The $8,878,800 (plus tax!) list price of the Bugatti Centodieci really makes you think. The fact that there’s a market for such a preposterous toy is a pretty clear indicator that some people are too rich. Then again–why would you park among peasants in one of these when I could hook you up with an F-16 jet for less?
But actually–I was trawling Facebook thinking about Bugattis mere moments ago when I saw this listing for a 1980 F-16 jet for sale in Palm Beach, Florida with an asking price of $8,500,000. (Call Russ if you want it, but I bet he knows what he’s got.)
“One is from the future and looks like it’s from the ’80s,” my colleague Raphael Orlove observed. And “the other is from the ’80s and looks like the future.” Indeed, the Centodieci is an homage to the Bugatti EB110, borrowing some of its design elements and ostensibly supposed to be just as epic.
The airplane ad is hilariously vague, but I guess you’d have to know what you’re looking at to be in the market for a fighter jet anyway. As to whether or not it’s a good deal, well, the U.S. government is apparently trying to get $1,670,000,000 from the Bulgarian government for eight F-16s, so $208,750,000 apiece. Yeah, I’m going to go ahead and guess that that one in Flordia needs a little more than an A/C recharge.

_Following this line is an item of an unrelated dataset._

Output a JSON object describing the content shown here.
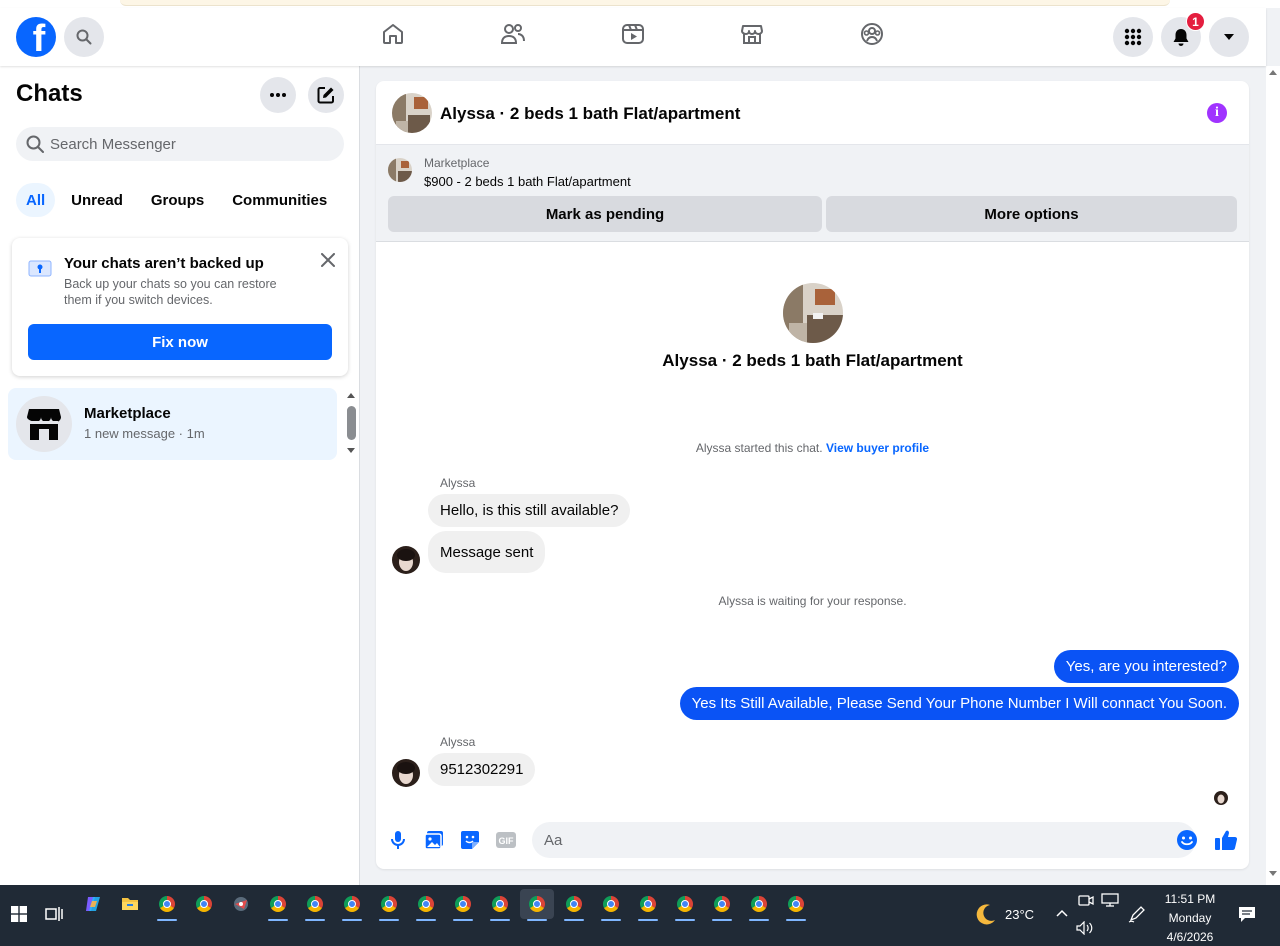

Be that as it may, it’d still be a more baller accessory sitting in your garage than a nearly-nine million dollar Bugatti. As long as you have a really big garage. Or, like, a theme restaurant to park it in.
Jokes aside, the Centodieci’s spec claims are as outrageous as is asking price. The 16-cylinder engine supposedly makes 1,600 horsepower. 1,600 horsepower. Bugatti promises all that energy translates to a 0 to 124 mph sprint in 6.1 seconds. Top speed’s posted at 236 mph, and the only thing keeping it that low is an electronic limiter.
An F-16, well, it’s considerably faster but it’s not as user-friendly.
Hat tip to Leo!